Then we hiked up to an overlook and by the time we got up there, Old Faithful was geysering again. We came down and walked through the Upper Geyser Basin, looking at more geothermal wonders.

Upper Geyser Basin

Upper Geyser Basin

Upper Geyser Basin

Upper Geyser Basin

Upper Geyser Basin

Upper Geyser Basin

Upper Geyser Basin

Upper Geyser Basin

Upper Geyser Basin

Upper Geyser Basin

Upper Geyser Basin

By the time we got to Grand Geyser, which doesn’t erupt as often as Old Faithful, there was a crowd around it. Mike and I thought that might mean it was about to erupt, so we debated whether to hang around or not. I tried asking a few of the watchers, but I managed to pick the ones whose first language was not English, so I wasn’t sure they understood what I was asking. Finally I saw a ranger, and asked her.

She said, yes, it was expected to erupt soon and we should definitely stick around because it was one of the tallest, largest geysers in the world. Most of the waiting crowds, she told us, had scheduled their entire trips around these geysers.

We were sold, so we took seats among the geyser fiends. It didn’t take too long for Grand Geyser to erupt, and when it did, I was glad we stayed. It was almost like a natural, water-based, fireworks display. Towards the end, I said to Mike, “I feel like we should clap.” Some of the surrounding people overheard, and we all started to applaud. “Yay, nature!” I said.

Grand Geyser

Grand Geyser

When it was over, the geyser fiends moved on to their next scheduled geyser, and Mike and I wandered further down the geothermal path. By accident, we managed to meet up with them at the Riverside Geyser just before it erupted, too. So without even trying, we saw three geysers erupt, one of them (Old Faithful) three different times. By this time, my 8 gb memory card was full, so I took photos of Riverside Geyser on my iPhone.

We turned back soon after that, so we didn’t go all the way down to Biscuit Basin. When we came back, Old Faithful was erupting again, and we were ready for dinner. We drove over to the Grant Village Lakehouse Restaurant. We had to wait a while for a table, since it seems like everyone had the same idea, but it was nice when we did sit down. The restaurants were much better in Jackson, of course, but we ate in a bunch of different places in the park, from the cafeteria-style, fast food, and nicer restaurants, and the food was decent enough throughout. I was worried ahead of time, especially being a vegetarian, but it worked out fine. And it’s good it did, since there are no other options.

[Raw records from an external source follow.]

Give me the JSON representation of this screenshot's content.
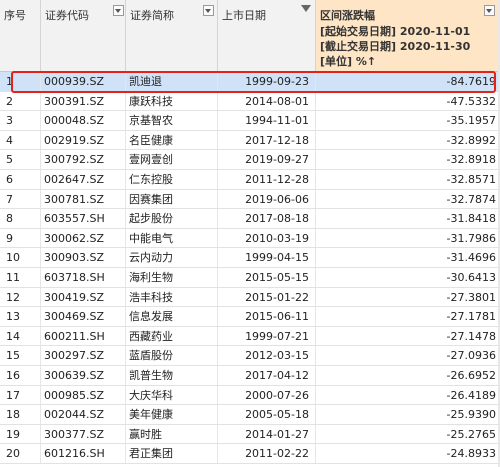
{
  "headers": {
    "seq": "序号",
    "code": "证券代码",
    "name": "证券简称",
    "date": "上市日期",
    "change_title": "区间涨跌幅",
    "change_start": "[起始交易日期] 2020-11-01",
    "change_end": "[截止交易日期] 2020-11-30",
    "change_unit": "[单位] %↑"
  },
  "rows": [
    {
      "seq": "1",
      "code": "000939.SZ",
      "name": "凯迪退",
      "date": "1999-09-23",
      "change": "-84.7619"
    },
    {
      "seq": "2",
      "code": "300391.SZ",
      "name": "康跃科技",
      "date": "2014-08-01",
      "change": "-47.5332"
    },
    {
      "seq": "3",
      "code": "000048.SZ",
      "name": "京基智农",
      "date": "1994-11-01",
      "change": "-35.1957"
    },
    {
      "seq": "4",
      "code": "002919.SZ",
      "name": "名臣健康",
      "date": "2017-12-18",
      "change": "-32.8992"
    },
    {
      "seq": "5",
      "code": "300792.SZ",
      "name": "壹网壹创",
      "date": "2019-09-27",
      "change": "-32.8918"
    },
    {
      "seq": "6",
      "code": "002647.SZ",
      "name": "仁东控股",
      "date": "2011-12-28",
      "change": "-32.8571"
    },
    {
      "seq": "7",
      "code": "300781.SZ",
      "name": "因赛集团",
      "date": "2019-06-06",
      "change": "-32.7874"
    },
    {
      "seq": "8",
      "code": "603557.SH",
      "name": "起步股份",
      "date": "2017-08-18",
      "change": "-31.8418"
    },
    {
      "seq": "9",
      "code": "300062.SZ",
      "name": "中能电气",
      "date": "2010-03-19",
      "change": "-31.7986"
    },
    {
      "seq": "10",
      "code": "300903.SZ",
      "name": "云内动力",
      "date": "1999-04-15",
      "change": "-31.4696"
    },
    {
      "seq": "11",
      "code": "603718.SH",
      "name": "海利生物",
      "date": "2015-05-15",
      "change": "-30.6413"
    },
    {
      "seq": "12",
      "code": "300419.SZ",
      "name": "浩丰科技",
      "date": "2015-01-22",
      "change": "-27.3801"
    },
    {
      "seq": "13",
      "code": "300469.SZ",
      "name": "信息发展",
      "date": "2015-06-11",
      "change": "-27.1781"
    },
    {
      "seq": "14",
      "code": "600211.SH",
      "name": "西藏药业",
      "date": "1999-07-21",
      "change": "-27.1478"
    },
    {
      "seq": "15",
      "code": "300297.SZ",
      "name": "蓝盾股份",
      "date": "2012-03-15",
      "change": "-27.0936"
    },
    {
      "seq": "16",
      "code": "300639.SZ",
      "name": "凯普生物",
      "date": "2017-04-12",
      "change": "-26.6952"
    },
    {
      "seq": "17",
      "code": "000985.SZ",
      "name": "大庆华科",
      "date": "2000-07-26",
      "change": "-26.4189"
    },
    {
      "seq": "18",
      "code": "002044.SZ",
      "name": "美年健康",
      "date": "2005-05-18",
      "change": "-25.9390"
    },
    {
      "seq": "19",
      "code": "300377.SZ",
      "name": "赢时胜",
      "date": "2014-01-27",
      "change": "-25.2765"
    },
    {
      "seq": "20",
      "code": "601216.SH",
      "name": "君正集团",
      "date": "2011-02-22",
      "change": "-24.8933"
    }
  ]
}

Then we drove down to the shores of Lake Yellowstone, where we had reservations at a Lake Lodge cabin. We were pleasantly surprised by the cabin, too. It was one of the recently updated ones, with two queen beds, and a nicely redone bathroom. We liked it even though – or maybe because of – the fact it was a little small, and had no tv, internet, or telephone. There were plenty of other little cabins around, and even one night a raucous party camping group, but it still felt like the middle of the woods.